Saturday, April 18, 2009

Interview: Death Cab for Cutie keeps fans post-Atlantic signing

It's a familiar tale in the music biz: Favorite indie band signs deal with major label, fans reject new "mainstream" approach, band gets shuffled to the bottom of the roster, confusion ensues.

Thankfully, even if this scenario was true in the past, Death Cab for Cutie bass player Nick Harmer says, "no longer."

"We're on Atlantic records, so we're on a major label, but we don't really think about it in terms of making music major-label or indie style," Harmer said, chatting on his cell phone on a rare day off. "When I was younger there was a clear divide between major-label and indie-label and what that meant for bands, but as time has moved on and the Internet has become such a big factor, the lines between labels are blurred.

"I think the live show and overall work ethic matters more than the label releasing the music."

Death Cab - which headlines at the Breslin Center on Saturday - certainly understands the importance of a good live show and working hard. They've lived it. Formed in the late '90s in Bellingham, Wash., the band - Harmer, frontman Ben Gibbard, guitarist Chris Walla and drummer Jason McGerr - had little more to go on than a killer stage performance and catchy, indie-flavored rock tunes. Remember, this was a time before the Internet explosion of the mid-'00s. A time before bands went from zero to 1 million MySpace plays from their parents' basements. A time when gradual success was the way bands made it.

"When we first started out, the Internet was a good tool to use for word-of-mouth, like, 'Go down to the record store to buy this record and check out this band,'" Harmer said. "It didn't have an impact in terms of marketing or any of the other things bands use it for today."

"At first, all we needed was a van, some instruments and to go on the road and just tour, tour, tour."
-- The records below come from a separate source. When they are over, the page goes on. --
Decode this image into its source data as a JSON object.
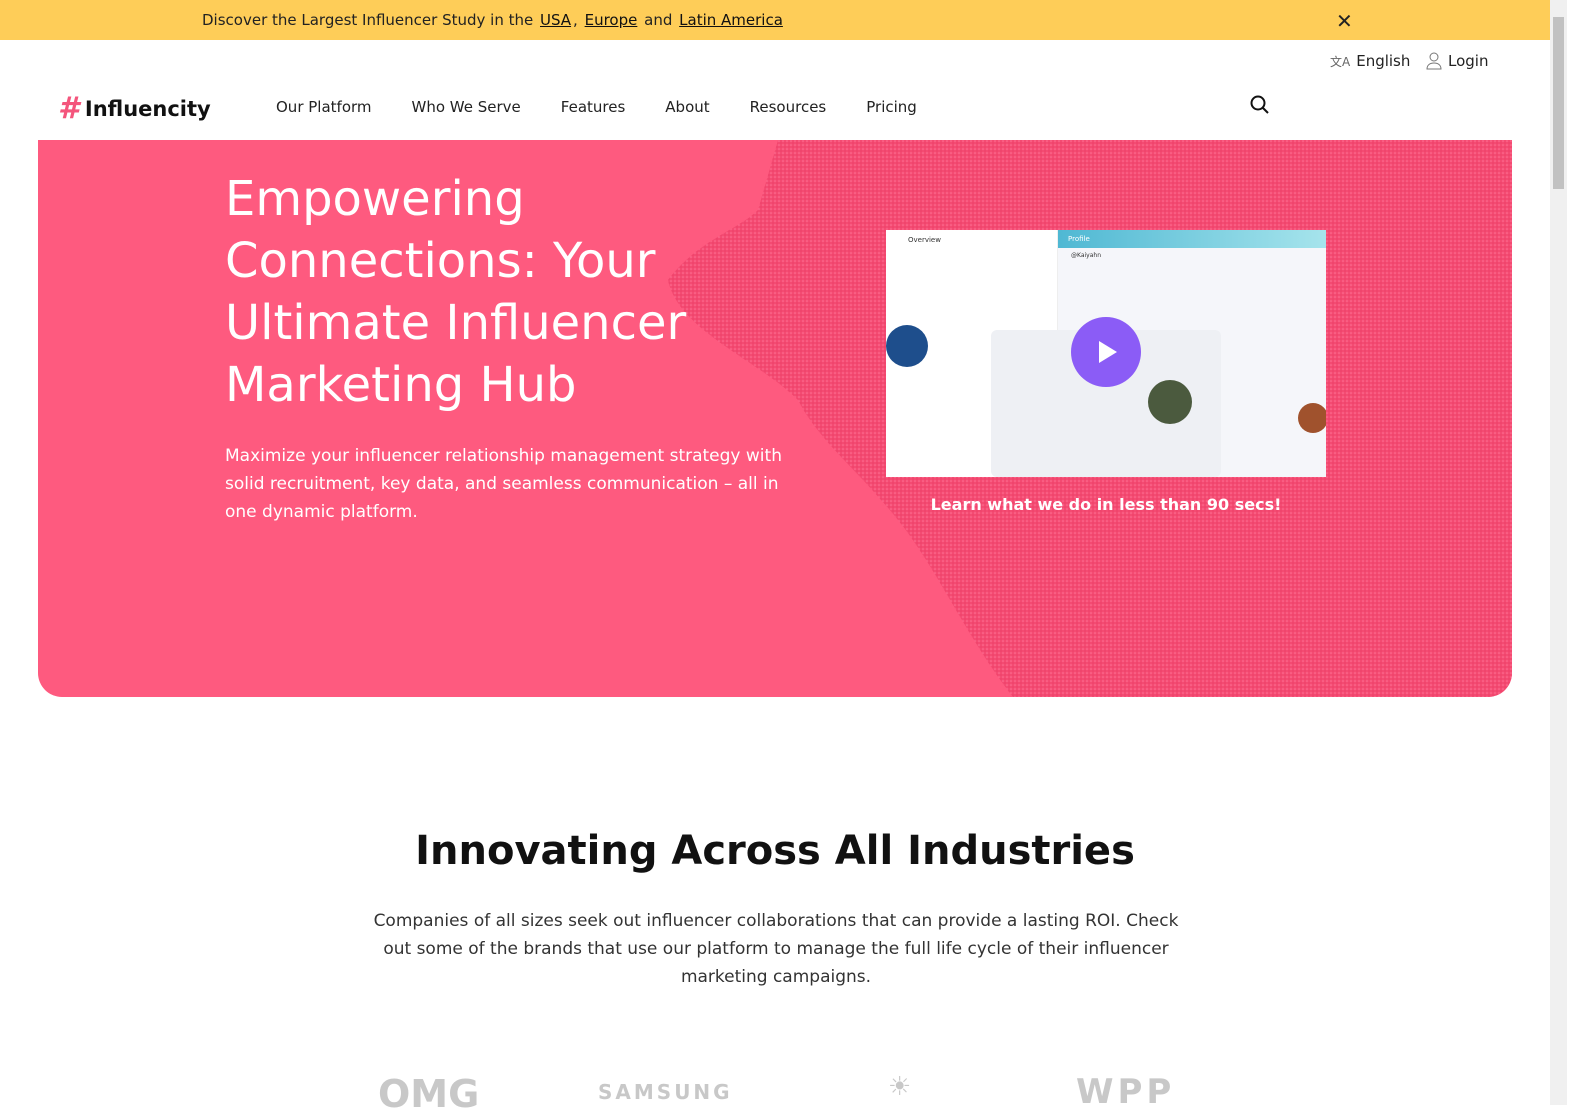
{
  "banner": {
    "prefix": "Discover the Largest Influencer Study in the",
    "link_usa": "USA",
    "comma": ",",
    "link_europe": "Europe",
    "and": "and",
    "link_latam": "Latin America"
  },
  "utility": {
    "language": "English",
    "login": "Login"
  },
  "logo": {
    "name": "Influencity"
  },
  "nav": [
    "Our Platform",
    "Who We Serve",
    "Features",
    "About",
    "Resources",
    "Pricing"
  ],
  "hero": {
    "title": "Empowering Connections: Your Ultimate Influencer Marketing Hub",
    "subtitle": "Maximize your influencer relationship management strategy with solid recruitment, key data, and seamless communication – all in one dynamic platform.",
    "video_caption": "Learn what we do in less than 90 secs!",
    "video": {
      "overview_title": "Overview",
      "profile_title": "Profile",
      "handle": "@Kaiyahn"
    }
  },
  "industries": {
    "title": "Innovating Across All Industries",
    "description": "Companies of all sizes seek out influencer collaborations that can provide a lasting ROI. Check out some of the brands that use our platform to manage the full life cycle of their influencer marketing campaigns."
  },
  "brands": [
    "OMG",
    "SAMSUNG",
    "WPP"
  ],
  "colors": {
    "banner": "#fecd58",
    "hero": "#fe5a7f",
    "accent": "#f4557c",
    "play": "#8b5cf6"
  }
}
To this day, Death Cab's music reflects that DIY work approach. Pop in the band's 2008 full-length, "Narrow Stairs," and you'll hear an organic-sounding record: four gents playing in a room, not relying on the studio for tricks, bells or whistles, capturing the energy and spirit of Death Cab, as players. Lyrically and musically darker than previous releases, "Stairs" is uncharted for the band - a pilgrimage from light-hearted melancholy to more somber, mysterious compositions - but it still reflects classic alt-rock influences like the Talking Heads, Concrete Blonde and Weezer.

"Our goal on this record was to get back to some recording basics," Harmer said. "We started recording that way, and as time went on, we added more and more to the process, so we finally said, 'Let's get back to basics.'"

And it worked. The album's first single, "I Will Possess Your Heart" - a charming (and perhaps a little stalk-ish) rock ballad about a boy in love with a girl and determined to get her attention - jetted to No. 1 on the alternative rock chart last year.

Last winter, Death Cab came out with another fan goodie: a 10th-anniversary edition of its debut album, "Something About Airplanes." And now, look for the band's just-released EP, "The Open Door," with tracks that didn't quite fit the mood of "Narrow Stairs."

"We recorded a bunch of songs in the studio but didn't want to make the record 18 songs long," Harmer said. "So the songs that make up the EP are there because we didn't want to them to disappear or become obscure. They deserved a proper home and release."

When asked the best part about being in Death Cab, Harmer says it's simply "the friendship."

"The fact I get to make music with three of my best friends and have all kinds of adventures together, and then we get to come home and talk about them for the rest of our lives, that's awesome. We never imagined we would get to do this as long as we have. We're lucky."
By Anne Erickson, Gannett LSJ/NOISE

No comments:

Post a Comment